Apple is increasing transparency on its Wi-Fi Assist feature in iOS 9.3, which is currently available in public beta. And it’s not just doing it for your sake.
The occasionally controversial iPhone setting is getting a minor but potentially super-useful upgrade that will not only make it more user-friendly, but could also save the company a ton of money in legal costs.
Apple introduced Wi-Fi Assist in iOS 9, and its purpose is to deal with sudden drops in signal strength. If your phone’s Wi-Fi connection takes a hit, it will automatically use cellular data to back it up. And that’s where the problems arose.
As it turns out, not everybody has unlimited data with their phone plans, and some customers have to pay extra once they reach a defined threshold (who knew?). And the fact that Wi-Fi Assist was turned on by default didn’t take any serpents out of this snake pit. One teen got a bit of a shock after his wireless provider hit him (or more likely, his parents) with a $2,000 bill from data overages.
Some other customers are seeking $5 million in damages in a class-action lawsuit due to the high bills they’re blaming (somewhat accurately) on Wi-Fi Assist.
Although it sure sounds like it from these stories, Wi-Fi Assist doesn’t run all the time. Apple issued a support document explaining the feature that details exactly how and when it activates. It won’t turn on when you’re roaming, for example, and it only works on foreground apps (it isn’t compatible with background downloads). It also doesn’t work with “some” audio and video streaming apps, and that’s great news because Netflix and YouTube use insane amounts of data if you use them all day at a boring job like I used to.

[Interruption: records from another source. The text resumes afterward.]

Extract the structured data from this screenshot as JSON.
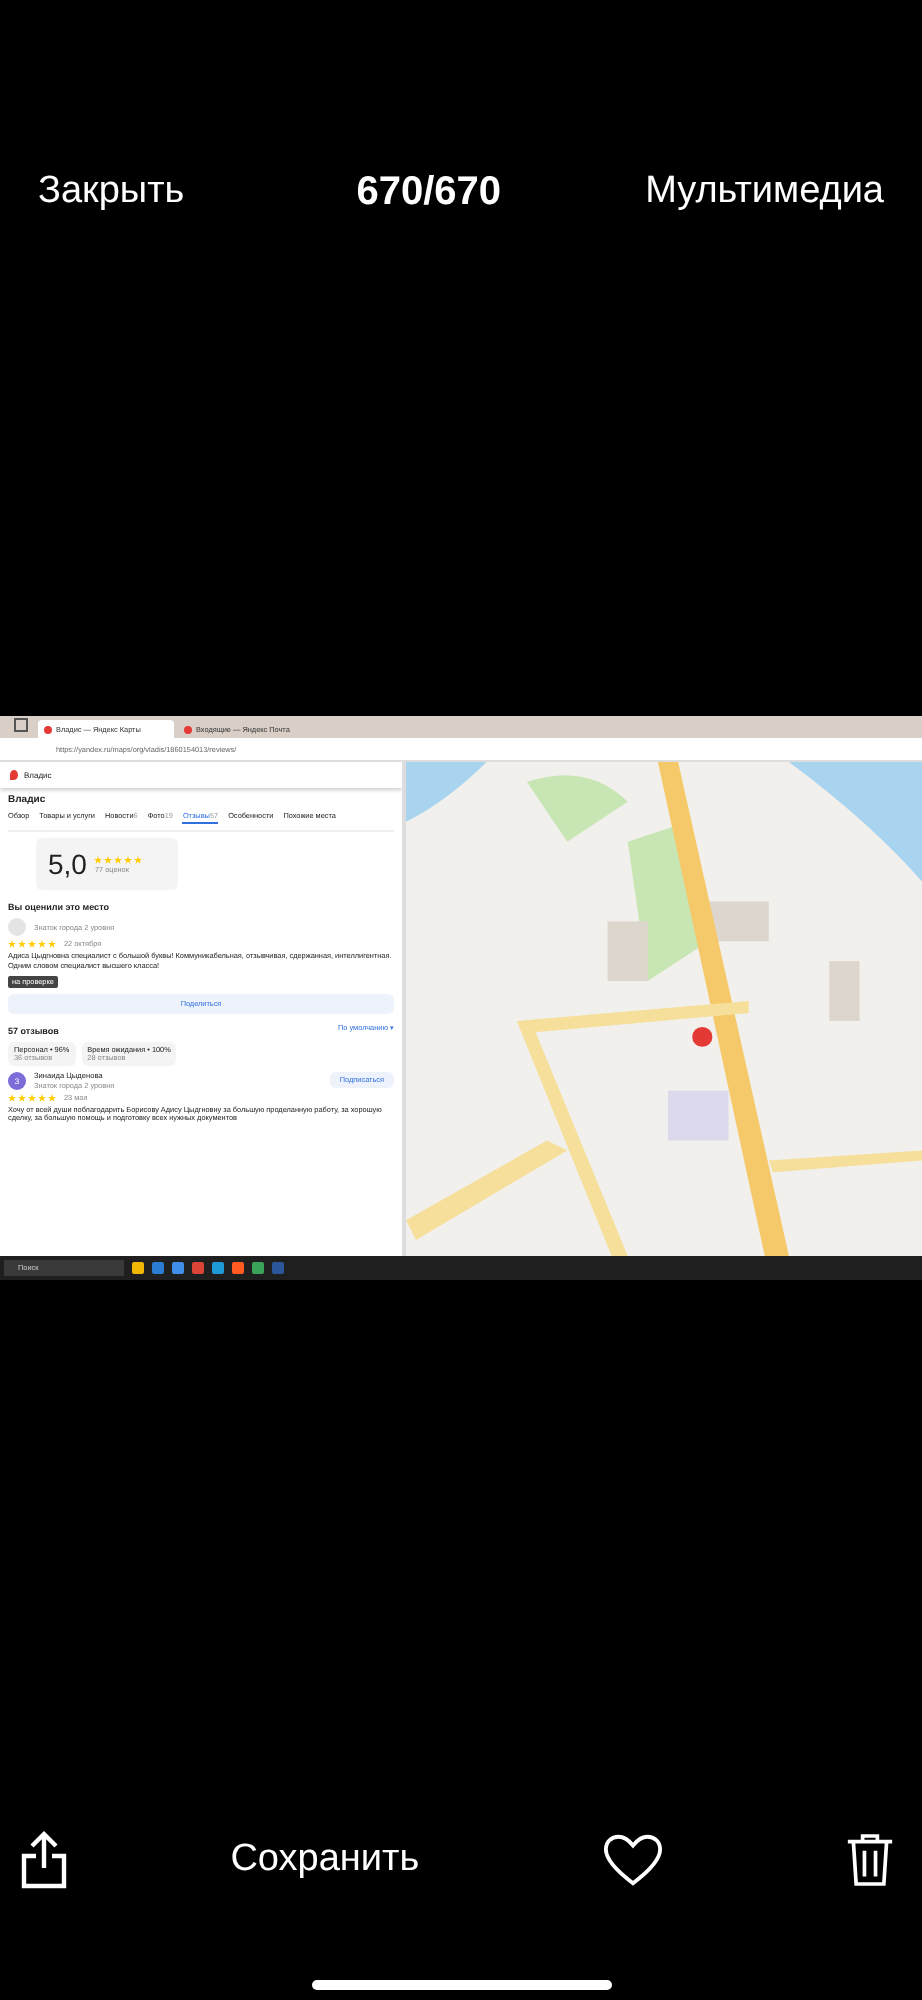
{
  "header": {
    "close_label": "Закрыть",
    "counter": "670/670",
    "media_label": "Мультимедиа"
  },
  "screenshot": {
    "browser_tabs": [
      {
        "title": "Владис — Яндекс Карты",
        "selected": true
      },
      {
        "title": "Входящие — Яндекс Почта",
        "selected": false
      }
    ],
    "address": "https://yandex.ru/maps/org/vladis/1860154013/reviews/",
    "search_value": "Владис",
    "place_name": "Владис",
    "place_tabs": [
      {
        "label": "Обзор",
        "selected": false
      },
      {
        "label": "Товары и услуги",
        "selected": false
      },
      {
        "label": "Новости",
        "count": "6",
        "selected": false
      },
      {
        "label": "Фото",
        "count": "19",
        "selected": false
      },
      {
        "label": "Отзывы",
        "count": "57",
        "selected": true
      },
      {
        "label": "Особенности",
        "selected": false
      },
      {
        "label": "Похожие места",
        "selected": false
      }
    ],
    "rating": {
      "value": "5,0",
      "stars": 5,
      "count": "77 оценок"
    },
    "my_review_title": "Вы оценили это место",
    "my_review": {
      "level_label": "Знаток города 2 уровня",
      "stars": 5,
      "date": "22 октября",
      "text": "Адиса Цыдгновна специалист с большой буквы! Коммуникабельная, отзывчивая, сдержанная, интеллигентная. Одним словом специалист высшего класса!",
      "badge": "на проверке"
    },
    "share_label": "Поделиться",
    "reviews_title": "57 отзывов",
    "sort_label": "По умолчанию ▾",
    "aspects": [
      {
        "label": "Персонал • 96%",
        "sub": "36 отзывов"
      },
      {
        "label": "Время ожидания • 100%",
        "sub": "28 отзывов"
      }
    ],
    "review": {
      "avatar_letter": "З",
      "author": "Зинаида Цыденова",
      "level_label": "Знаток города 2 уровня",
      "subscribe_label": "Подписаться",
      "stars": 5,
      "date": "23 мая",
      "text": "Хочу от всей души поблагодарить Борисову Адису Цыдгновну за большую проделанную работу, за хорошую сделку, за большую помощь и подготовку всех нужных документов"
    },
    "taskbar_search": "Поиск"
  },
  "toolbar": {
    "save_label": "Сохранить",
    "liked": false
  }
}
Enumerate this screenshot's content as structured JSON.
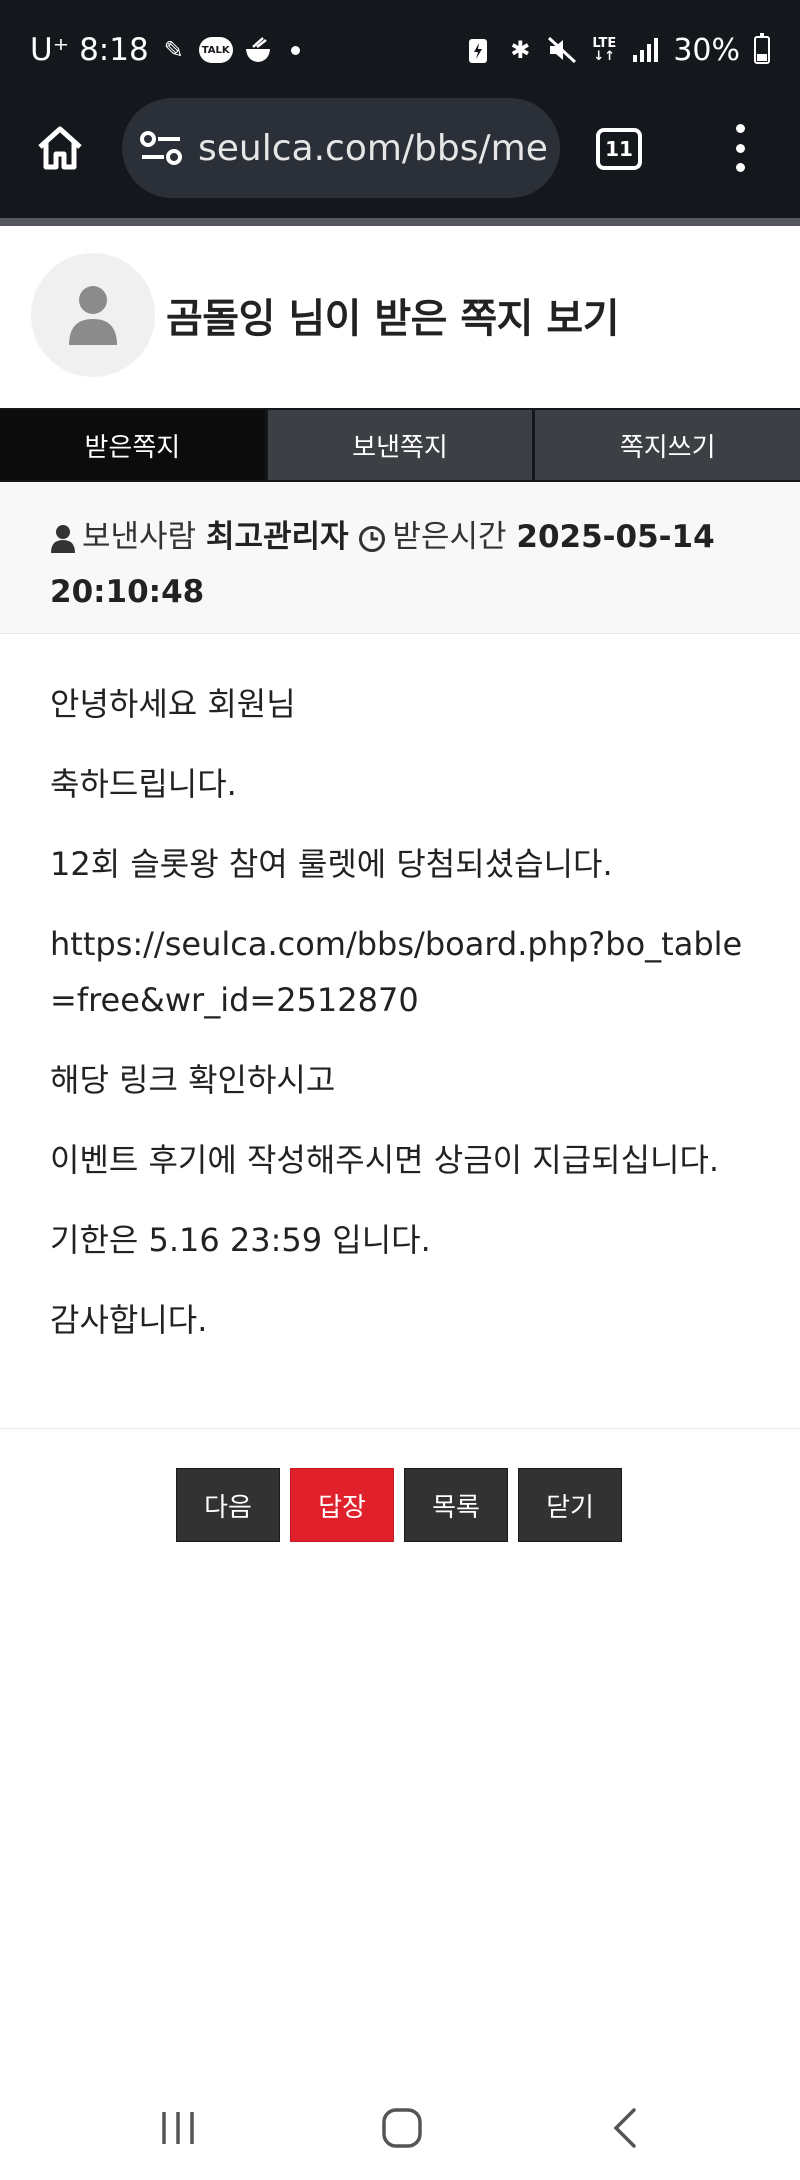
{
  "status_bar": {
    "carrier": "U⁺",
    "time": "8:18",
    "network": "LTE",
    "battery": "30%"
  },
  "browser": {
    "url": "seulca.com/bbs/memo_view.php",
    "tab_count": "11"
  },
  "header": {
    "title": "곰돌잉 님이 받은 쪽지 보기"
  },
  "tabs": [
    {
      "label": "받은쪽지",
      "active": true
    },
    {
      "label": "보낸쪽지",
      "active": false
    },
    {
      "label": "쪽지쓰기",
      "active": false
    }
  ],
  "meta": {
    "sender_label": "보낸사람",
    "sender_name": "최고관리자",
    "received_label": "받은시간",
    "received_time": "2025-05-14 20:10:48"
  },
  "message": {
    "lines": [
      "안녕하세요 회원님",
      "축하드립니다.",
      "12회 슬롯왕 참여 룰렛에 당첨되셨습니다.",
      "https://seulca.com/bbs/board.php?bo_table=free&wr_id=2512870",
      "해당 링크 확인하시고",
      "이벤트 후기에 작성해주시면 상금이 지급되십니다.",
      "기한은 5.16 23:59 입니다.",
      "감사합니다."
    ]
  },
  "buttons": {
    "next": "다음",
    "reply": "답장",
    "list": "목록",
    "close": "닫기"
  },
  "colors": {
    "dark": "#14171c",
    "accent_red": "#e0202a",
    "tab_inactive": "#3c3f44"
  }
}
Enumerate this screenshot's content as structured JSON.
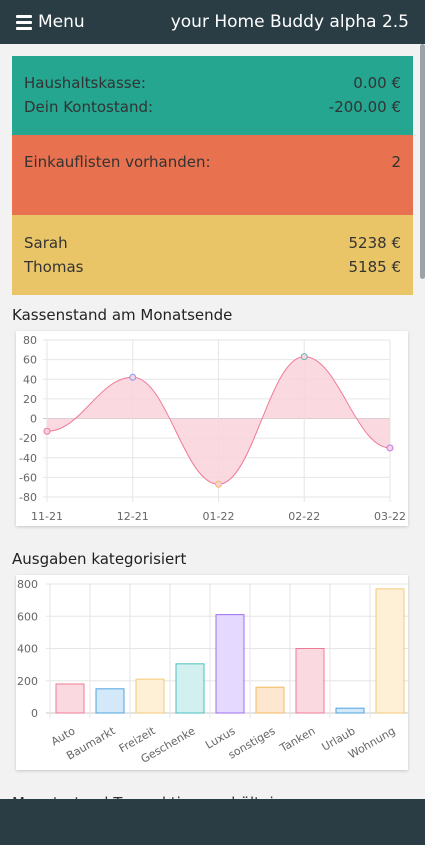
{
  "header": {
    "menu_label": "Menu",
    "app_title": "your Home Buddy alpha 2.5",
    "menu_icon": "hamburger-icon"
  },
  "summary": {
    "cash_label": "Haushaltskasse:",
    "cash_value": "0.00 €",
    "balance_label": "Dein Kontostand:",
    "balance_value": "-200.00 €",
    "lists_label": "Einkauflisten vorhanden:",
    "lists_value": "2",
    "people": [
      {
        "name": "Sarah",
        "value": "5238 €"
      },
      {
        "name": "Thomas",
        "value": "5185 €"
      }
    ],
    "colors": {
      "green": "#24a690",
      "red": "#e8714f",
      "yellow": "#eac567"
    }
  },
  "sections": {
    "line_title": "Kassenstand am Monatsende",
    "bar_title": "Ausgaben kategorisiert",
    "cut_title": "Monatsstand Transaktionsverhältnis"
  },
  "chart_data": [
    {
      "type": "line",
      "title": "Kassenstand am Monatsende",
      "categories": [
        "11-21",
        "12-21",
        "01-22",
        "02-22",
        "03-22"
      ],
      "values": [
        -13,
        42,
        -67,
        63,
        -30
      ],
      "ylim": [
        -80,
        80
      ],
      "yticks": [
        80,
        60,
        40,
        20,
        0,
        -20,
        -40,
        -60,
        -80
      ],
      "grid": true,
      "fill": "to-zero",
      "colors": {
        "line": "#f07a96",
        "fill": "#f9d2dc"
      },
      "point_colors": [
        "#f07a96",
        "#7d9df0",
        "#f5b860",
        "#5fb8b0",
        "#b17df0"
      ]
    },
    {
      "type": "bar",
      "title": "Ausgaben kategorisiert",
      "categories": [
        "Auto",
        "Baumarkt",
        "Freizeit",
        "Geschenke",
        "Luxus",
        "sonstiges",
        "Tanken",
        "Urlaub",
        "Wohnung"
      ],
      "values": [
        180,
        150,
        210,
        305,
        610,
        160,
        400,
        30,
        770
      ],
      "ylim": [
        0,
        800
      ],
      "yticks": [
        800,
        600,
        400,
        200,
        0
      ],
      "grid": true,
      "fills": [
        "#fbd9e1",
        "#d3e9f9",
        "#fdf0d6",
        "#d3f0f0",
        "#e6d9ff",
        "#fde8cf",
        "#fbd9e1",
        "#d3e9f9",
        "#fdf0d6"
      ],
      "strokes": [
        "#f07a96",
        "#4fa3e0",
        "#f5c97a",
        "#4bbfbf",
        "#9b6ff0",
        "#f5b860",
        "#f07a96",
        "#4fa3e0",
        "#f5c97a"
      ]
    }
  ]
}
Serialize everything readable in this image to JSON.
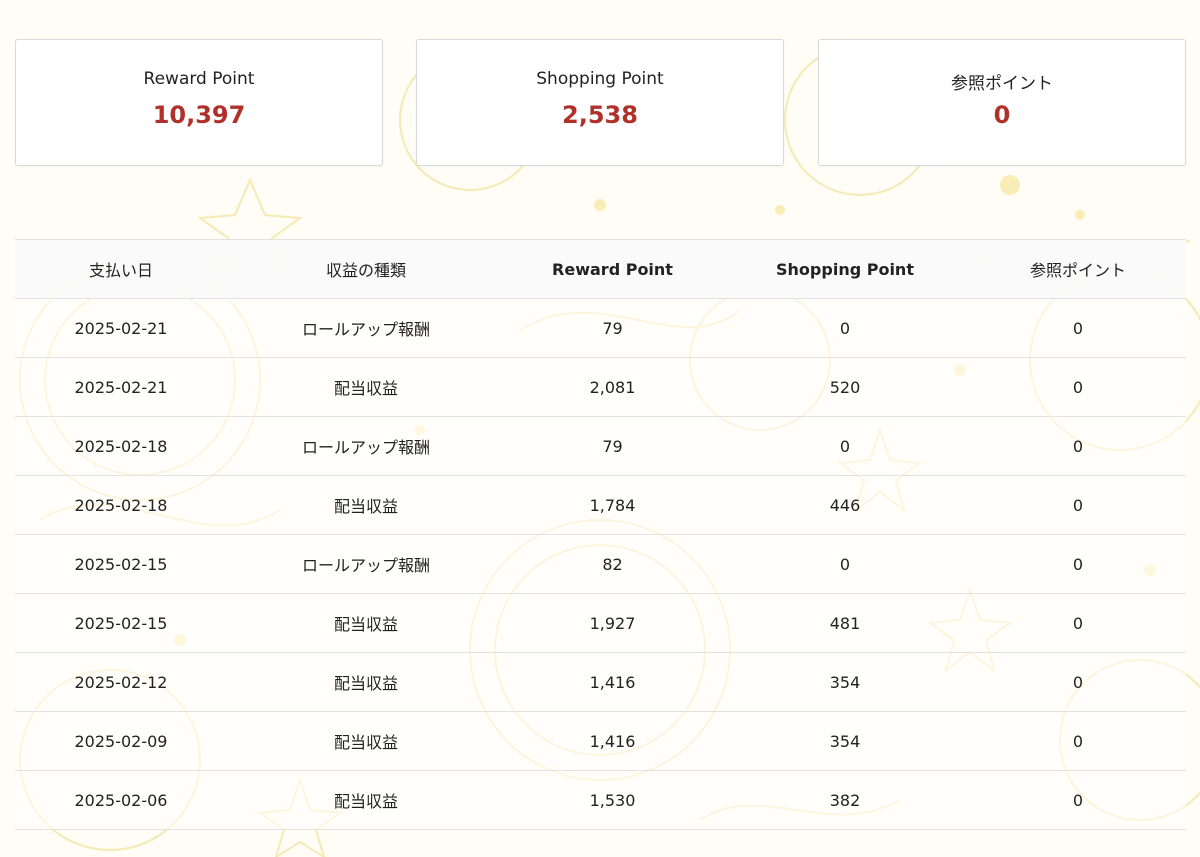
{
  "summary": {
    "cards": [
      {
        "label": "Reward Point",
        "value": "10,397"
      },
      {
        "label": "Shopping Point",
        "value": "2,538"
      },
      {
        "label": "参照ポイント",
        "value": "0"
      }
    ]
  },
  "history": {
    "headers": [
      "支払い日",
      "収益の種類",
      "Reward Point",
      "Shopping Point",
      "参照ポイント"
    ],
    "rows": [
      [
        "2025-02-21",
        "ロールアップ報酬",
        "79",
        "0",
        "0"
      ],
      [
        "2025-02-21",
        "配当収益",
        "2,081",
        "520",
        "0"
      ],
      [
        "2025-02-18",
        "ロールアップ報酬",
        "79",
        "0",
        "0"
      ],
      [
        "2025-02-18",
        "配当収益",
        "1,784",
        "446",
        "0"
      ],
      [
        "2025-02-15",
        "ロールアップ報酬",
        "82",
        "0",
        "0"
      ],
      [
        "2025-02-15",
        "配当収益",
        "1,927",
        "481",
        "0"
      ],
      [
        "2025-02-12",
        "配当収益",
        "1,416",
        "354",
        "0"
      ],
      [
        "2025-02-09",
        "配当収益",
        "1,416",
        "354",
        "0"
      ],
      [
        "2025-02-06",
        "配当収益",
        "1,530",
        "382",
        "0"
      ]
    ]
  },
  "colors": {
    "accent": "#b0312a",
    "background": "#fffdf6",
    "decoration": "#f3e3a0"
  }
}
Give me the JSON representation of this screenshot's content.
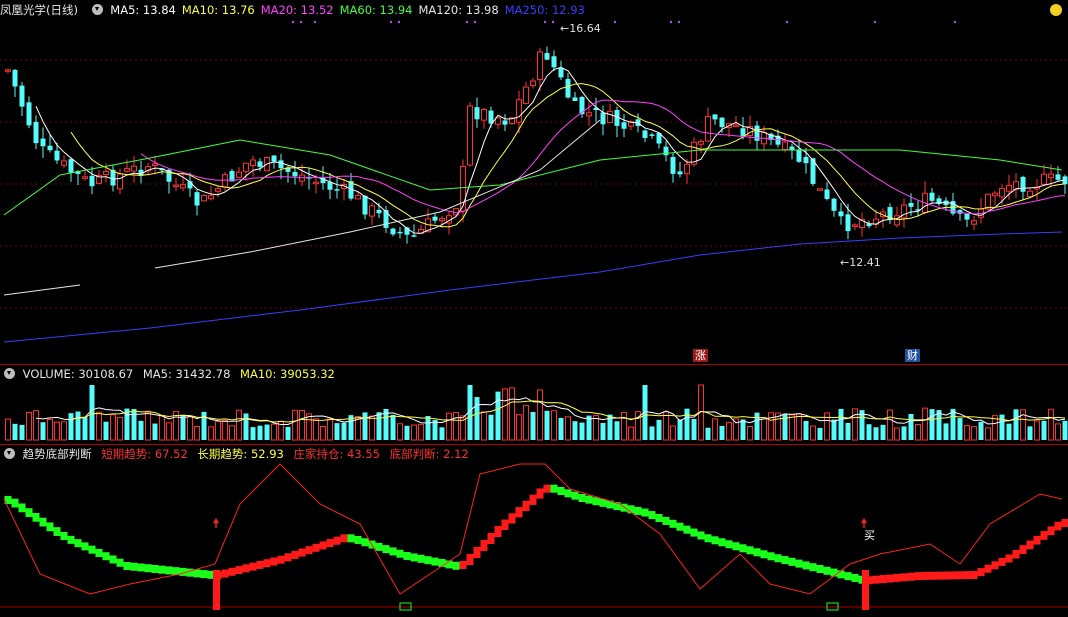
{
  "price_panel": {
    "stock_name": "凤凰光学(日线)",
    "ma": [
      {
        "label": "MA5: 13.84",
        "color": "#ffffff"
      },
      {
        "label": "MA10: 13.76",
        "color": "#ffff40"
      },
      {
        "label": "MA20: 13.52",
        "color": "#ff40ff"
      },
      {
        "label": "MA60: 13.94",
        "color": "#40ff40"
      },
      {
        "label": "MA120: 13.98",
        "color": "#e6e6e6"
      },
      {
        "label": "MA250: 12.93",
        "color": "#3c3cff"
      }
    ],
    "high_label": "16.64",
    "low_label": "12.41",
    "tag_zhang": "涨",
    "tag_cai": "财",
    "icon": "sun-icon"
  },
  "volume_panel": {
    "title": "VOLUME: 30108.67",
    "ma5": "MA5: 31432.78",
    "ma10": "MA10: 39053.32"
  },
  "indicator_panel": {
    "name": "趋势底部判断",
    "short_trend": "短期趋势: 67.52",
    "long_trend": "长期趋势: 52.93",
    "holding": "庄家持仓: 43.55",
    "bottom": "底部判断: 2.12",
    "buy_label": "买"
  },
  "colors": {
    "up": "#ff3232",
    "down": "#54fcfc",
    "grid_red": "#b00000"
  }
}
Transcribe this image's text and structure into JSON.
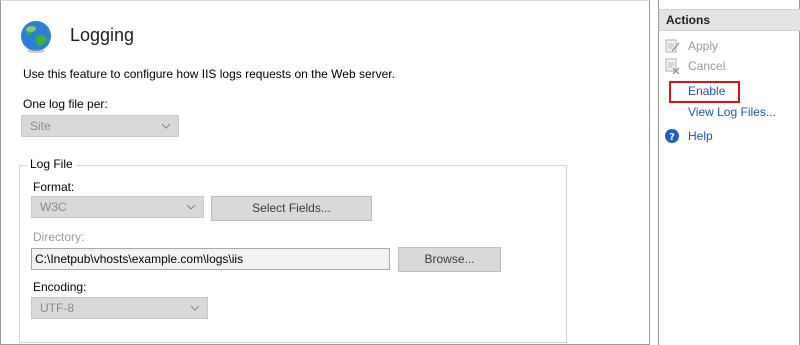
{
  "main": {
    "title": "Logging",
    "description": "Use this feature to configure how IIS logs requests on the Web server.",
    "one_log_label": "One log file per:",
    "one_log_value": "Site",
    "log_file_group": "Log File",
    "format_label": "Format:",
    "format_value": "W3C",
    "select_fields_label": "Select Fields...",
    "directory_label": "Directory:",
    "directory_value": "C:\\Inetpub\\vhosts\\example.com\\logs\\iis",
    "browse_label": "Browse...",
    "encoding_label": "Encoding:",
    "encoding_value": "UTF-8"
  },
  "actions": {
    "header": "Actions",
    "items": [
      {
        "label": "Apply",
        "icon": "apply-icon",
        "enabled": false
      },
      {
        "label": "Cancel",
        "icon": "cancel-icon",
        "enabled": false
      },
      {
        "label": "Enable",
        "icon": "",
        "enabled": true,
        "highlighted": true
      },
      {
        "label": "View Log Files...",
        "icon": "",
        "enabled": true
      },
      {
        "label": "Help",
        "icon": "help-icon",
        "enabled": true
      }
    ]
  },
  "colors": {
    "link": "#1a57b0",
    "highlight": "#e0101a",
    "disabled_text": "#9a9a9a"
  }
}
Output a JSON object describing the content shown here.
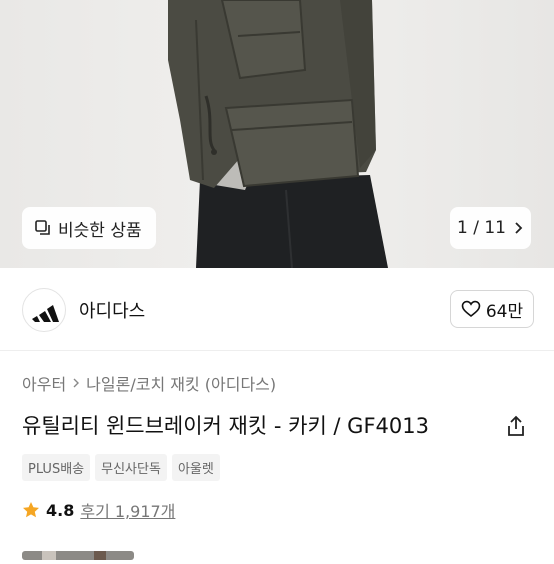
{
  "gallery": {
    "similar_label": "비슷한 상품",
    "counter": "1 / 11"
  },
  "brand": {
    "name": "아디다스",
    "likes": "64만"
  },
  "breadcrumb": {
    "items": [
      "아우터",
      "나일론/코치 재킷 (아디다스)"
    ]
  },
  "product": {
    "title": "유틸리티 윈드브레이커 재킷 - 카키 / GF4013",
    "tags": [
      "PLUS배송",
      "무신사단독",
      "아울렛"
    ],
    "rating": "4.8",
    "reviews": "후기 1,917개"
  },
  "colors": {
    "star": "#F5A623",
    "jacket": "#4a4a42",
    "tag_bg": "#f3f3f3"
  }
}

The new and improved Wi-Fi Assist in iOS 9.3 will include a quick readout in its Settings telling you how much data it’s used. Here’s what it looks like in the current beta (via MacRumors):
While this won’t help with Apple’s current legal problems, it may prevent some in the future.